**INPUT MATERIAL**.

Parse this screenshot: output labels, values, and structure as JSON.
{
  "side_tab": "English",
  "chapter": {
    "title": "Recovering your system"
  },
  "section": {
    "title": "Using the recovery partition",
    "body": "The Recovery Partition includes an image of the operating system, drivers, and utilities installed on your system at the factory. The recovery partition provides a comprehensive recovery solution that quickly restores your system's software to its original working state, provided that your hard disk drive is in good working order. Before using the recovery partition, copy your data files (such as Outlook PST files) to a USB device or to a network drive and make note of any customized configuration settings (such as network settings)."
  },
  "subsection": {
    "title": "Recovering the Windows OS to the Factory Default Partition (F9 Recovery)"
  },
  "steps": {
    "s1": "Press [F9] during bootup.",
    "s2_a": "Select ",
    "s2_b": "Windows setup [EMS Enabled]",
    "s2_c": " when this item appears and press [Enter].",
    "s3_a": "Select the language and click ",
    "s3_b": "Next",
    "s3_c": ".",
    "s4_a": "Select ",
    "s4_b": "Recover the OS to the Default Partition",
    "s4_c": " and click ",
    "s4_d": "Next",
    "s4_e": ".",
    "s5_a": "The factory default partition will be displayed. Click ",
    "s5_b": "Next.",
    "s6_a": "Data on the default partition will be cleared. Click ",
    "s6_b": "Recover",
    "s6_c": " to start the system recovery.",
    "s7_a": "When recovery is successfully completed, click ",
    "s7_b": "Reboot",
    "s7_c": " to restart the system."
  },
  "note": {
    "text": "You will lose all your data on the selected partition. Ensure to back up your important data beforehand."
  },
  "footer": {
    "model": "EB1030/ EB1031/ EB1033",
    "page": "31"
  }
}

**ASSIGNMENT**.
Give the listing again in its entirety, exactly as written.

**RESULT OF THE EXERCISE**.
Parse this screenshot: output labels, values, and structure as JSON.
{
  "side_tab": "English",
  "chapter": {
    "title": "Recovering your system"
  },
  "section": {
    "title": "Using the recovery partition",
    "body": "The Recovery Partition includes an image of the operating system, drivers, and utilities installed on your system at the factory. The recovery partition provides a comprehensive recovery solution that quickly restores your system's software to its original working state, provided that your hard disk drive is in good working order. Before using the recovery partition, copy your data files (such as Outlook PST files) to a USB device or to a network drive and make note of any customized configuration settings (such as network settings)."
  },
  "subsection": {
    "title": "Recovering the Windows OS to the Factory Default Partition (F9 Recovery)"
  },
  "steps": {
    "s1": "Press [F9] during bootup.",
    "s2_a": "Select ",
    "s2_b": "Windows setup [EMS Enabled]",
    "s2_c": " when this item appears and press [Enter].",
    "s3_a": "Select the language and click ",
    "s3_b": "Next",
    "s3_c": ".",
    "s4_a": "Select ",
    "s4_b": "Recover the OS to the Default Partition",
    "s4_c": " and click ",
    "s4_d": "Next",
    "s4_e": ".",
    "s5_a": "The factory default partition will be displayed. Click ",
    "s5_b": "Next.",
    "s6_a": "Data on the default partition will be cleared. Click ",
    "s6_b": "Recover",
    "s6_c": " to start the system recovery.",
    "s7_a": "When recovery is successfully completed, click ",
    "s7_b": "Reboot",
    "s7_c": " to restart the system."
  },
  "note": {
    "text": "You will lose all your data on the selected partition. Ensure to back up your important data beforehand."
  },
  "footer": {
    "model": "EB1030/ EB1031/ EB1033",
    "page": "31"
  }
}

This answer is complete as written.